#### Page and application data records
· · · · · · ·

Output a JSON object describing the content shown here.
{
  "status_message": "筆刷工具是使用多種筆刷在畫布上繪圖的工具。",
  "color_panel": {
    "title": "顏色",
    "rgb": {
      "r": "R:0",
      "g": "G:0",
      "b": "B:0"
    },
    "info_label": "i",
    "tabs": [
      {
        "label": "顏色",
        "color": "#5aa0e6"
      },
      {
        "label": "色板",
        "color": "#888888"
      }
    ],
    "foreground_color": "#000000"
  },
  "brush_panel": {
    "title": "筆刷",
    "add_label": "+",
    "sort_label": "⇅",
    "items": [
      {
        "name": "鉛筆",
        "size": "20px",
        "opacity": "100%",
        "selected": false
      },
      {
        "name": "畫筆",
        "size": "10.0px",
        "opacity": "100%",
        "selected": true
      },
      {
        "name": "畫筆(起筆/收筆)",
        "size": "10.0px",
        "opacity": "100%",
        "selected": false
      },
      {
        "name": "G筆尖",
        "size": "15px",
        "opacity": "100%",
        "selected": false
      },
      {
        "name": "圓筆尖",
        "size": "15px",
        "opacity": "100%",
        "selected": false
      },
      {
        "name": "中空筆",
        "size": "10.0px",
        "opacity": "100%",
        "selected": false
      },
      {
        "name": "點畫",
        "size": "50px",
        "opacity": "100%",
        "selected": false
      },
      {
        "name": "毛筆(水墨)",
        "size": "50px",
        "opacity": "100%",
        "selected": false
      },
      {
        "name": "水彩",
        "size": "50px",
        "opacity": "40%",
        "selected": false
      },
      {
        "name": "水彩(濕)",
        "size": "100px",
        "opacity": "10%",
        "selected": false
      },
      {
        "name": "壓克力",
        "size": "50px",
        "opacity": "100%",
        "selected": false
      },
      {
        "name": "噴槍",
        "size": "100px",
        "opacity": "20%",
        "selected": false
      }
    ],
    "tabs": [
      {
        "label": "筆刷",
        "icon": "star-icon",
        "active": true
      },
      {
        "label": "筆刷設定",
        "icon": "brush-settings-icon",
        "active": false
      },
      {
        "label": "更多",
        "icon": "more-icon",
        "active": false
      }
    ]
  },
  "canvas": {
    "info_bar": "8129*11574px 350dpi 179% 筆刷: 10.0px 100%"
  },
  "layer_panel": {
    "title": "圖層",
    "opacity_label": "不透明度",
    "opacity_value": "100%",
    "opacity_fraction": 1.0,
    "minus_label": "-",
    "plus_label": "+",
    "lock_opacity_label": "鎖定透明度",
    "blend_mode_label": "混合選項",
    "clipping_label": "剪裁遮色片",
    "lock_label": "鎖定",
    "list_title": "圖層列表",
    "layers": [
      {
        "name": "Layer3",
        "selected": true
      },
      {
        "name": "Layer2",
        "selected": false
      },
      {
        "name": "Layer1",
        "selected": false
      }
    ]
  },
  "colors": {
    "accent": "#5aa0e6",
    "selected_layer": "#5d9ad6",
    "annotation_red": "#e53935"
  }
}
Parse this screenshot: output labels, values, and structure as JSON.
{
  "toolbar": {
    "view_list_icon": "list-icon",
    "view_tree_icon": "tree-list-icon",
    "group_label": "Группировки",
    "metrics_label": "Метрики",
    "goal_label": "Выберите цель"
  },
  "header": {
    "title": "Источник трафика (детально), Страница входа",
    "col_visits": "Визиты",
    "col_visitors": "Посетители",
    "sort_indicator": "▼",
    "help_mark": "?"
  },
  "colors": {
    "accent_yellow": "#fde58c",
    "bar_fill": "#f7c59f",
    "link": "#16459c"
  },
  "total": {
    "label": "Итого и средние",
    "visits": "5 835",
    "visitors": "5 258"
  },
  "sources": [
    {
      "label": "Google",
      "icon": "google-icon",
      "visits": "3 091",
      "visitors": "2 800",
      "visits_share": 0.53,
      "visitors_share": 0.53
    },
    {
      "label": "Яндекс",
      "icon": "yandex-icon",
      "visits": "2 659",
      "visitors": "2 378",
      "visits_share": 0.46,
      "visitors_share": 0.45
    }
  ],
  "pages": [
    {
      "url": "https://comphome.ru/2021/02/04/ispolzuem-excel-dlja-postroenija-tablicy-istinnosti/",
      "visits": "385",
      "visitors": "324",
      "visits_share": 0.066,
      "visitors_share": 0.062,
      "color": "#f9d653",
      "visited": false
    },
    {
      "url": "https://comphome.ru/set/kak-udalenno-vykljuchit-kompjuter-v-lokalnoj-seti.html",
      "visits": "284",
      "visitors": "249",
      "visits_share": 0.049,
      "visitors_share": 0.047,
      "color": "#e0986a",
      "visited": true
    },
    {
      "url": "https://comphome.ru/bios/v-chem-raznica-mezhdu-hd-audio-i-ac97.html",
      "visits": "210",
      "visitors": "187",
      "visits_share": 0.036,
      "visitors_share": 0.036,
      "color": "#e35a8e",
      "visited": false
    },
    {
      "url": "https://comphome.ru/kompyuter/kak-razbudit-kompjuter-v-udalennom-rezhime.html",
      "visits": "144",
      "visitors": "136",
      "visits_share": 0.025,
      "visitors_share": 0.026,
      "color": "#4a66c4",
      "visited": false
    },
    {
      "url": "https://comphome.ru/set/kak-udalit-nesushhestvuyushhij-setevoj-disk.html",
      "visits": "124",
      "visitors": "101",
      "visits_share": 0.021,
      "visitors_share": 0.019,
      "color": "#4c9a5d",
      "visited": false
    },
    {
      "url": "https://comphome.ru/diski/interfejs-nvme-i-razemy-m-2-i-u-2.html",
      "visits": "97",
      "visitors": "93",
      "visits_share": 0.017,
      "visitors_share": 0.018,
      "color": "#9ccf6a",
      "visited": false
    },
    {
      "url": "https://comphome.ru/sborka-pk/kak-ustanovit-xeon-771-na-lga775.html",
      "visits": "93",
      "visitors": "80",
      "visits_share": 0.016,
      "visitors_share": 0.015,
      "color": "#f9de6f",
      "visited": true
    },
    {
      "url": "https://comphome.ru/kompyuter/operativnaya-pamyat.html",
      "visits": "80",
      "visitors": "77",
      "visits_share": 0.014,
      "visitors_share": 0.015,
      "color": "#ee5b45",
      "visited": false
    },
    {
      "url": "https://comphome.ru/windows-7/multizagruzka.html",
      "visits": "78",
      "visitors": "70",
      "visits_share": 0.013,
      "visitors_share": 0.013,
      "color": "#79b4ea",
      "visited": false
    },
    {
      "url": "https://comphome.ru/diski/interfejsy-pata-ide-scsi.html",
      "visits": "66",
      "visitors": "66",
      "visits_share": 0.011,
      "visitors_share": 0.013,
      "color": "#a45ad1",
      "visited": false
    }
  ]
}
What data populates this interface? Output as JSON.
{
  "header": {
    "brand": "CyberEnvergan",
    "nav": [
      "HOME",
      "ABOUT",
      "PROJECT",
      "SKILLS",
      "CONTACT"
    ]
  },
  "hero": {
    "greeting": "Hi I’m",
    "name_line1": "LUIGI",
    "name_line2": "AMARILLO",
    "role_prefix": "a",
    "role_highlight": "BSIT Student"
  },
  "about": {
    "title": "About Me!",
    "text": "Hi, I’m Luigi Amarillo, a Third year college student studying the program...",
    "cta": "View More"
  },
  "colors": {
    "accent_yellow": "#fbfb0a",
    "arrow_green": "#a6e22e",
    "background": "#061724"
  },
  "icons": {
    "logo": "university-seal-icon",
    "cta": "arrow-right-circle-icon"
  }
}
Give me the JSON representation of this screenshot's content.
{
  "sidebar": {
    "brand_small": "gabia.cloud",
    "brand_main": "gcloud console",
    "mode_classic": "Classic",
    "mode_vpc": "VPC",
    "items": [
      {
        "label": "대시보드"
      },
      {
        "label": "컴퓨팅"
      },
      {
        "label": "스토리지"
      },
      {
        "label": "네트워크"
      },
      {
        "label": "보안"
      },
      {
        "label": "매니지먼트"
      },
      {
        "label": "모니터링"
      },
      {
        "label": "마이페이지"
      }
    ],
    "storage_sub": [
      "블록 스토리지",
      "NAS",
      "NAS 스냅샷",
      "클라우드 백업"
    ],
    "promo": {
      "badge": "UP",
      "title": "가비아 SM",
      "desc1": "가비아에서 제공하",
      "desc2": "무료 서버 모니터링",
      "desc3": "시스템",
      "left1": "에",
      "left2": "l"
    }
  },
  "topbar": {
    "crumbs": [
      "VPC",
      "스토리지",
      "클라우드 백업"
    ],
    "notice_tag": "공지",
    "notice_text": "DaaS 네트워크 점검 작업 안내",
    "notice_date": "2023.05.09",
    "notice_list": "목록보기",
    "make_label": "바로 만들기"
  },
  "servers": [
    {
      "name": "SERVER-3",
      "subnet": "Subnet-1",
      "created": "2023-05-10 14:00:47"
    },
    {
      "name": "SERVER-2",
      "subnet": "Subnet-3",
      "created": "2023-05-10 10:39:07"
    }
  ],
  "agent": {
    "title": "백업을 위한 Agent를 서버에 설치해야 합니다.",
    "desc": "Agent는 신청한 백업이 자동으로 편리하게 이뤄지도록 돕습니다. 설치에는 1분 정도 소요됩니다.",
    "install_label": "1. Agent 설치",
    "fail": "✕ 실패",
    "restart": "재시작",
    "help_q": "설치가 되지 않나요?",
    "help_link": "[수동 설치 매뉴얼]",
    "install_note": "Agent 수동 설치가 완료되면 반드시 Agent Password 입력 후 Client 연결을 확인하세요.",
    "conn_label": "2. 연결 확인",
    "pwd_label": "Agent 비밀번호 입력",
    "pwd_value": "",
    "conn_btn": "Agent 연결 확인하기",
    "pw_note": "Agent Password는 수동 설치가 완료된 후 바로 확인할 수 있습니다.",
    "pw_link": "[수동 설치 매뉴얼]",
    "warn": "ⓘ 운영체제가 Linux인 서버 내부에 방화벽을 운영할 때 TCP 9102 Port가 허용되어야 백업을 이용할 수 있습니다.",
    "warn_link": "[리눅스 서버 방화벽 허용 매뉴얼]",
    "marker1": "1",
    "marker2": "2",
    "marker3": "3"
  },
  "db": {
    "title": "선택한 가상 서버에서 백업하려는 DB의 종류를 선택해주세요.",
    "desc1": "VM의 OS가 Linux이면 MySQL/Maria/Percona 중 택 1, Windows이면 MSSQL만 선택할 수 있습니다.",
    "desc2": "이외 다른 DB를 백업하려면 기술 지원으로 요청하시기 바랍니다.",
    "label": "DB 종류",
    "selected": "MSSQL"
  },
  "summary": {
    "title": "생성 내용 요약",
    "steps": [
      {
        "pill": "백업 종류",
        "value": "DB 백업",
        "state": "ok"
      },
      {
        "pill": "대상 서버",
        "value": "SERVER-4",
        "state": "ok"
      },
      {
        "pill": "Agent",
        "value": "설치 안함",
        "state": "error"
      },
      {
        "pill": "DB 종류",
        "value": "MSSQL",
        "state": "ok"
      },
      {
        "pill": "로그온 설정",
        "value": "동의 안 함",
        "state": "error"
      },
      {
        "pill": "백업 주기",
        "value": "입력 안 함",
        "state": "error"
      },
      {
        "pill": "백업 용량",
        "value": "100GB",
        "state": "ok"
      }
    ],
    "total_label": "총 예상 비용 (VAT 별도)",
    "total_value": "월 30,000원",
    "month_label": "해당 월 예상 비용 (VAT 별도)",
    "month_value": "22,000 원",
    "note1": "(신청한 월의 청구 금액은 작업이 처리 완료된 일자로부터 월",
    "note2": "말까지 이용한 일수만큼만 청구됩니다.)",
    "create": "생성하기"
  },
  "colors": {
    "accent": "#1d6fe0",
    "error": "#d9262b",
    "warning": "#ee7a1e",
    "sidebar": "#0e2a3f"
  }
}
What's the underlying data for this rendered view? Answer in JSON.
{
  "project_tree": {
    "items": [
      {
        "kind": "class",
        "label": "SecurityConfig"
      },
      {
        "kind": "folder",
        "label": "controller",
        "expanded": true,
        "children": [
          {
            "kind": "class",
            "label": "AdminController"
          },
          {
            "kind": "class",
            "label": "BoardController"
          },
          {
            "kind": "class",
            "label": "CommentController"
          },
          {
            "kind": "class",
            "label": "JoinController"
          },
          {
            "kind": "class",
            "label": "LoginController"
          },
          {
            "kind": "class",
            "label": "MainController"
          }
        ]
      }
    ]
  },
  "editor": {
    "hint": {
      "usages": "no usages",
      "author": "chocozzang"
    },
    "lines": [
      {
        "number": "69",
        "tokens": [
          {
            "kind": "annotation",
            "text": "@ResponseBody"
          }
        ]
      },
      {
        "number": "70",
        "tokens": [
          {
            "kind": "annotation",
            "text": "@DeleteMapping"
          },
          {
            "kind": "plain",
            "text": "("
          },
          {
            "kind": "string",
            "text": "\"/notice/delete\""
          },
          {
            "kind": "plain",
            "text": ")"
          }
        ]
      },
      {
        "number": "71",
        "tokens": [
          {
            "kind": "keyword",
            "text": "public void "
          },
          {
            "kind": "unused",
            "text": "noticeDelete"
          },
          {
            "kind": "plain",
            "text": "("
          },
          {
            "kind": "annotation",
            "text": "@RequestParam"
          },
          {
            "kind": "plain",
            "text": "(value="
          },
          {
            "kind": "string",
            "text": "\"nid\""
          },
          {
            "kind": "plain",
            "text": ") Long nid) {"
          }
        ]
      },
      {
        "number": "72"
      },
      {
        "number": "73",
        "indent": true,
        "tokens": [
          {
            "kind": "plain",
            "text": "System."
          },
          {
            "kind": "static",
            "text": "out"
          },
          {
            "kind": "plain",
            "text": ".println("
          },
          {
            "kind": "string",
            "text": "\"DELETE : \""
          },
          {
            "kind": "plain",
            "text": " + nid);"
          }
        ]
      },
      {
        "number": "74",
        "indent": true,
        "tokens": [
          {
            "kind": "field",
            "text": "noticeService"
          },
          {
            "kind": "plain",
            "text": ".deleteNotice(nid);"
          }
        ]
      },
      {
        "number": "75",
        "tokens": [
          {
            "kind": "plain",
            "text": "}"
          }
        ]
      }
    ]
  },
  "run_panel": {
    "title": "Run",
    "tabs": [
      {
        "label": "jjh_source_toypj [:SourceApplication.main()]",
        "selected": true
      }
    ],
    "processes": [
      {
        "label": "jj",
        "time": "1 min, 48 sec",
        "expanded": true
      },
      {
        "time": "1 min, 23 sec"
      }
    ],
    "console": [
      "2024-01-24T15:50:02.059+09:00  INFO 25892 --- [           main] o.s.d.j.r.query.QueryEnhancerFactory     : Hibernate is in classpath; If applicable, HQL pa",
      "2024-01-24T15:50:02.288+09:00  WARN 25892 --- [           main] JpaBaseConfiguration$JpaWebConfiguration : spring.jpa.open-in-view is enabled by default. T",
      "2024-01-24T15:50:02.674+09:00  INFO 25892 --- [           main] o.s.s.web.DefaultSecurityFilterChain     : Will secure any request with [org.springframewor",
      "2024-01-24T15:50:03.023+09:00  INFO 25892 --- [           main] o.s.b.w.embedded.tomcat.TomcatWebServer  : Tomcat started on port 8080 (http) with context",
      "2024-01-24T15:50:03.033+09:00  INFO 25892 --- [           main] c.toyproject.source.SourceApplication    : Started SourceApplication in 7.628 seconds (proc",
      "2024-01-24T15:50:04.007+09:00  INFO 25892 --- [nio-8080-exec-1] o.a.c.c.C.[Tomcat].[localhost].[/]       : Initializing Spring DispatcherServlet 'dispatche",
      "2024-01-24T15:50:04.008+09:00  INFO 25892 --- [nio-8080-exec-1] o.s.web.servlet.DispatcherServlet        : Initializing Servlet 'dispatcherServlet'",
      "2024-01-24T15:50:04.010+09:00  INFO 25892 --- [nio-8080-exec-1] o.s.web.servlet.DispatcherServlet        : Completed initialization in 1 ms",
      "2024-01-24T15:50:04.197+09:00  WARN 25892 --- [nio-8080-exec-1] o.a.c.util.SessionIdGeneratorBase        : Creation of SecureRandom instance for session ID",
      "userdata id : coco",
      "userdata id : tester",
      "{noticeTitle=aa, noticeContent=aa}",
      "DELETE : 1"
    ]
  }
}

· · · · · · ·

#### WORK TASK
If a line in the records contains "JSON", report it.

#### ANSWER FOR THE TASK
Output a JSON object describing the content shown here.
Parse this screenshot: output labels, values, and structure as JSON.
What data populates this interface? Output as JSON.
Give me the JSON representation of this screenshot's content.
What's the underlying data for this rendered view? Answer in JSON.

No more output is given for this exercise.